Monday, March 31, 2008
Both Sides Now
Rows and flows of angel hair
And ice cream castles in the air
And feather canyons everywhere
I've looked at clouds that way
But now they only block the sun
They rain and snow on everyone
So many things I would have done
But clouds got in my way
I've looked at clouds from both sides now
From up and down, and still somehow
It's cloud illusions I recall
I really don't know clouds at all
From “Both Sides, Now” by Joni Mitchell
Is there any artist more buried by his mythological status in popular culture than Vincent Van Gogh? Born March 30, 1853, Van Gogh embodies the romantic ideal of the tortured artistic genius ignored in life and discovered tragically too late. A surefire way for any museum to score a big attendance hit is to run a show featuring Van Gogh in some way. Even people who don’t like “art” like Van Gogh, or at least pretend to. People who do love art then feel compelled to reclaim a more exclusive Van Gogh for themselves, like Diane Keaton’s character in Woody Allen’s film Manhattan overpronouncing his name as “Van Gaach.” We all think we know Van Gogh from the many self-portraits (such as the amazing Self-Portrait with Straw Hat, above, from 1887), the letters, Irving Stone’s novel Lust for Life, and Kirk Douglas’ film of the same name, but I think we’ve all been too presumptuous to believe we truly know him at all. Like Joni Mitchell’s clouds, we only know the “illusion” of Van Gogh, a caricature of the multidimensional man and artist.
The one myth I always find the most amusing about Van Gogh is the idea that he came out of nowhere, free of all influences and painting directly from his magical imagination and profoundly exuberant heart. Van Gogh loved the masters, from Rembrandt to Millet, taking pieces here and there and absorbing them into his own vision. Some people think that such influences diminish Van Gogh, but I see them as a strength—the coming to terms with the visions of others and overcoming them to use them for your own purposes. Van Gogh’s use of non-Western sources, such as the Japanese print, appears in the beautiful work Japonaiserie: Plum tree in Bloom (after Hiroshige) (above, from 1887). Many other contemporaries of Van Gogh produced similar Japonisme, but Van Gogh achieves a different sort of homage, taking the spirit of the original culture and seamlessly weaving it into the fabric of his own artistry. It makes me think of the great jazz artists and their ability to listen and learn while remaining true to themselves, even when breaking all the rules. Charlie Parker allegedly believed that you had to learn a song in every key, developing the ability to quote any tune at any time in any key that he used to great effect in his collage-like compositions. Louis Armstrong placed the mouthpiece on his lips incorrectly, leading to mouth problems later in life (which necessitated his “second” career as a vocalist) but also to the unique sound that gave birth to the virtuoso jazz soloist. Like Parker and Armstrong, Van Gogh learned art the “wrong” way, but from that “error” created something much greater than he could following any standard lesson plan.
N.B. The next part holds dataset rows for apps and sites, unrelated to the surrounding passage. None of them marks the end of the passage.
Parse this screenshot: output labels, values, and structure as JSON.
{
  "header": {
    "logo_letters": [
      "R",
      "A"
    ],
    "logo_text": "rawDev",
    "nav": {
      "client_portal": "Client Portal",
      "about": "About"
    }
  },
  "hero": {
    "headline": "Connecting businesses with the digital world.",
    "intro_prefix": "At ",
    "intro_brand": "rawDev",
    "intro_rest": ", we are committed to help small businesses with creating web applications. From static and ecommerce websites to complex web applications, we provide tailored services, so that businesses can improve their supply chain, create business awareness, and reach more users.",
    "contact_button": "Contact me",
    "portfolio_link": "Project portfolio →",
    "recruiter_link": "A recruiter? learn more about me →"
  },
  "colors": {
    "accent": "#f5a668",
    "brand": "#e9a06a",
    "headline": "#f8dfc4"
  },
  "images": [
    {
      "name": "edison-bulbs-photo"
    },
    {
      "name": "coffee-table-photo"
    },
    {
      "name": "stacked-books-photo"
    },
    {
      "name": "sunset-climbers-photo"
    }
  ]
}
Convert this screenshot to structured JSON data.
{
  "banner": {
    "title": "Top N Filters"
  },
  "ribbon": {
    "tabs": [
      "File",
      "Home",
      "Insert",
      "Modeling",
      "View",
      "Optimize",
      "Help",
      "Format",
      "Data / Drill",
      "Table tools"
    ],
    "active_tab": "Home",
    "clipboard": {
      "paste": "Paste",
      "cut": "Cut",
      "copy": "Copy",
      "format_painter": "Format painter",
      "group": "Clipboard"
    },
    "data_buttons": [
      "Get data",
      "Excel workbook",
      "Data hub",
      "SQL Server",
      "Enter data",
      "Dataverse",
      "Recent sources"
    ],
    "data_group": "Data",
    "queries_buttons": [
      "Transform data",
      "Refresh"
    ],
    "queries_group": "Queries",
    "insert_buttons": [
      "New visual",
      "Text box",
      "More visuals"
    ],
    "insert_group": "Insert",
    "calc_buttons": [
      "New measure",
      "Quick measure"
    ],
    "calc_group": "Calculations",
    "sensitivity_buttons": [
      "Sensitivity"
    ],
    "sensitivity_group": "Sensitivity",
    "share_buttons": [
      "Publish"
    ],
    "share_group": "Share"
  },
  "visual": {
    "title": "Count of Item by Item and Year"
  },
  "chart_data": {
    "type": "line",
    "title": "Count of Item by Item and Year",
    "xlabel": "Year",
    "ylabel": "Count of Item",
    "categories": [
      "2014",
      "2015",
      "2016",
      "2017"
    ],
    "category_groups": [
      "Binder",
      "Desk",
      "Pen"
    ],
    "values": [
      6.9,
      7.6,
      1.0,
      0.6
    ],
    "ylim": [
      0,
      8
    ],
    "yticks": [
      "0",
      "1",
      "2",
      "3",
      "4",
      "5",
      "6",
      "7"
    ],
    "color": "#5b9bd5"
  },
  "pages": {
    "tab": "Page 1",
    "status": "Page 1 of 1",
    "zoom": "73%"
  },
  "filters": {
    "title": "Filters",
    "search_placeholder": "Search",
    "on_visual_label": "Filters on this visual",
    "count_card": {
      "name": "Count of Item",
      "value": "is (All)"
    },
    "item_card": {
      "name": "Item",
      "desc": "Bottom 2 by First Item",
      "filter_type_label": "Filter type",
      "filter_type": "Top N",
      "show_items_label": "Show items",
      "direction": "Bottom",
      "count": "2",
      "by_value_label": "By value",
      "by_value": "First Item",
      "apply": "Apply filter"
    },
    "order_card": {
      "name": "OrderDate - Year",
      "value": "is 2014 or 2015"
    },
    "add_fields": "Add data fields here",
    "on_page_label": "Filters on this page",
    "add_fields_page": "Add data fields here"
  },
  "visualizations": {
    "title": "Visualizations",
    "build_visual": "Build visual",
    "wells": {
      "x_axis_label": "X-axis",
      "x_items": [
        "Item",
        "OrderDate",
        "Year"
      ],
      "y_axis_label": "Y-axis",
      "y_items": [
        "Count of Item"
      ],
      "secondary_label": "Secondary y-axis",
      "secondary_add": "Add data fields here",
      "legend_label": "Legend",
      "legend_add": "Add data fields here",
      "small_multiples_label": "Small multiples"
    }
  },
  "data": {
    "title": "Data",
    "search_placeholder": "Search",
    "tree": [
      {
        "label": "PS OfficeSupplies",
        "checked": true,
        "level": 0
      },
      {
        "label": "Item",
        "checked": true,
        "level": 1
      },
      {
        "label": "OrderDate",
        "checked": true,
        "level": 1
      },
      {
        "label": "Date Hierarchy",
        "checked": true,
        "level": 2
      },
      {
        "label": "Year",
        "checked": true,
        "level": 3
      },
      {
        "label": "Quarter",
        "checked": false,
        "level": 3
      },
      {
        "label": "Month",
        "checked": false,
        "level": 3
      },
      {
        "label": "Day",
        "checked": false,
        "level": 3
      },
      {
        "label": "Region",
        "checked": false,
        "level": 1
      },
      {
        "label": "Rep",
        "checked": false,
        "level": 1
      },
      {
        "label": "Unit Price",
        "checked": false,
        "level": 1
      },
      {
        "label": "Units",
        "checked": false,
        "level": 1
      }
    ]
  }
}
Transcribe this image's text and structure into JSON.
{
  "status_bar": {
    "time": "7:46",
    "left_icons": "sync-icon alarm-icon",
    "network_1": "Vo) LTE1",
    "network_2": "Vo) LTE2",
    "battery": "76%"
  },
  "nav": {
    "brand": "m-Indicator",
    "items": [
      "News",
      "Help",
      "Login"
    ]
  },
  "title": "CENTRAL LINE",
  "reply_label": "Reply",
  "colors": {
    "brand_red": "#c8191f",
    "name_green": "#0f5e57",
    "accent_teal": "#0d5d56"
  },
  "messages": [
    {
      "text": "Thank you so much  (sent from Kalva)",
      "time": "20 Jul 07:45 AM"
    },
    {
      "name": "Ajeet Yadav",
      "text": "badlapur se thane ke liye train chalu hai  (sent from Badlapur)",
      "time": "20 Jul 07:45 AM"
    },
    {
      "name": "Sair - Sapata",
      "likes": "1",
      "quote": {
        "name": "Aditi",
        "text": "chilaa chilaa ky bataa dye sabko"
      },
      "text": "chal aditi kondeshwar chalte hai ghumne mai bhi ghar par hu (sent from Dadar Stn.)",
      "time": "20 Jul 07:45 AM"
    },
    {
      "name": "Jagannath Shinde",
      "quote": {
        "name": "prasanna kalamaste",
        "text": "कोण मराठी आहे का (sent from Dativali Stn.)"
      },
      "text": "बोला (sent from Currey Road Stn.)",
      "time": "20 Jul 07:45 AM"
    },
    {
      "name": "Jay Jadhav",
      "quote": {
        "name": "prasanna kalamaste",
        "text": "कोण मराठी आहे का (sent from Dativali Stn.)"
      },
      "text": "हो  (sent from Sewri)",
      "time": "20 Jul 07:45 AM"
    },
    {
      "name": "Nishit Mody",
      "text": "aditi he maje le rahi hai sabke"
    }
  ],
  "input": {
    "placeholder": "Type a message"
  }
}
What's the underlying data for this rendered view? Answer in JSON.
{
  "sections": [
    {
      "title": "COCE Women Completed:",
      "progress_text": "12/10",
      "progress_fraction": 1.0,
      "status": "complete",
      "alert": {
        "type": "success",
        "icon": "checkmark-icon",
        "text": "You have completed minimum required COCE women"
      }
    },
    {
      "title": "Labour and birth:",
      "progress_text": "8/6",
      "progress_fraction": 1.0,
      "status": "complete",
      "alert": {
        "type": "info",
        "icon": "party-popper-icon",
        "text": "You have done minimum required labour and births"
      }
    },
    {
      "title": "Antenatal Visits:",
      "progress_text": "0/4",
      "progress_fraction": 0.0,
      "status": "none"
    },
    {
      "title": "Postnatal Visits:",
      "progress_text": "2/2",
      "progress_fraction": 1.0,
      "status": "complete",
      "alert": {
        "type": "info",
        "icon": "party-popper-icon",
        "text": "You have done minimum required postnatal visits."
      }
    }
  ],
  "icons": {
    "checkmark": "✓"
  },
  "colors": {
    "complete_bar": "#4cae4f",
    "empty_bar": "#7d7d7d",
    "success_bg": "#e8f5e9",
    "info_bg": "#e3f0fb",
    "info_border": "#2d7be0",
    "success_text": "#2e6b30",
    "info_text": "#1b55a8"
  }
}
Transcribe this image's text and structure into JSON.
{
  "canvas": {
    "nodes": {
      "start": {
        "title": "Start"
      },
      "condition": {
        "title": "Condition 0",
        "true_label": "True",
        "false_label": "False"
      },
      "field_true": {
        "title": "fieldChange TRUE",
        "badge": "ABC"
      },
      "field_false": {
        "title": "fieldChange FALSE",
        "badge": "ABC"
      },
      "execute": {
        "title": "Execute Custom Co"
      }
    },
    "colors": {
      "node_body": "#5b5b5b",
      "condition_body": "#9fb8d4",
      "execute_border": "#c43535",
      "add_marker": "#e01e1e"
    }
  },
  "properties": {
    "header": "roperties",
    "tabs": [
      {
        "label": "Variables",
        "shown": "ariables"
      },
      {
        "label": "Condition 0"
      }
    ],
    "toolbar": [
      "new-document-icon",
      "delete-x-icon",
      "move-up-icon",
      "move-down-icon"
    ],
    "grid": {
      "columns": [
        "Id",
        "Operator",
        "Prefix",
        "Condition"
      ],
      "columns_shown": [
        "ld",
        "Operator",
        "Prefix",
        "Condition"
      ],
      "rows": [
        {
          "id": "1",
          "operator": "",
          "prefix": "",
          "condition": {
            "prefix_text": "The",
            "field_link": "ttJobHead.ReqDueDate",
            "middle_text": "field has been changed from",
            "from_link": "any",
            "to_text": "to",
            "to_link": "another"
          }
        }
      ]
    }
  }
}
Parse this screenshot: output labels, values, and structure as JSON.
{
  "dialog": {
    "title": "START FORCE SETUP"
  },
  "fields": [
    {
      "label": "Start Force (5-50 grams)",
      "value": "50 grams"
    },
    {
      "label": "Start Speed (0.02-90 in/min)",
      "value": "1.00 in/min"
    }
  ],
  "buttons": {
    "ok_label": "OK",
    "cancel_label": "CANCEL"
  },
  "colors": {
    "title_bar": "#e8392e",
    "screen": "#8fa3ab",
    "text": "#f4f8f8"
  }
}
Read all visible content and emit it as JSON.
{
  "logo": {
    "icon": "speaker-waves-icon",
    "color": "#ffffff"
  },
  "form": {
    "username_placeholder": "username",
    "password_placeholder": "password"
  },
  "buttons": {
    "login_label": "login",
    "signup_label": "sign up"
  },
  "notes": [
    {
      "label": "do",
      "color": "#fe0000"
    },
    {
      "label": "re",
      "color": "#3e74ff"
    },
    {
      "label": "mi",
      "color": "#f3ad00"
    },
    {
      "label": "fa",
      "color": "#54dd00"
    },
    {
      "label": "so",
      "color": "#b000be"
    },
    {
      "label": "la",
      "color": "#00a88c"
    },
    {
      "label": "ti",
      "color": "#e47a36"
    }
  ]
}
The other myth that I find amusing and befuddling about Van Gogh is the idea of him as a secular saint. Van Gogh famously disdained organized religion, but mainly out of his sense of social justice for the poor that the church no longer served. I’ve always seen Van Gogh not so much quitting religion as religion quitting Van Gogh. The obvious feeling of a work such as his Pietà (After Delacroix) (above, from 1889) comes not just from his admiration for Delacroix but also from a heartfelt identification with Christ as the Suffering Servant. Van Gogh recognized the godhood in each person, regardless of social class, including himself. The self-portraits often elevate him to the status of a deity, surrounded by the nimbus of brilliant color. Van Gogh elevates us as well, placing himself in the role of Everyman, just an ordinary man full of the same extraordinary soul found in each of us. Many of the portraits, of course, show the suffering Van Gogh, struggling to keep it all together. Beneath all the clutter of what we think we know about Van Gogh, it’s important to remember that he was a man who struggled, sometimes winning and sometimes losing, but always a man and not a myth.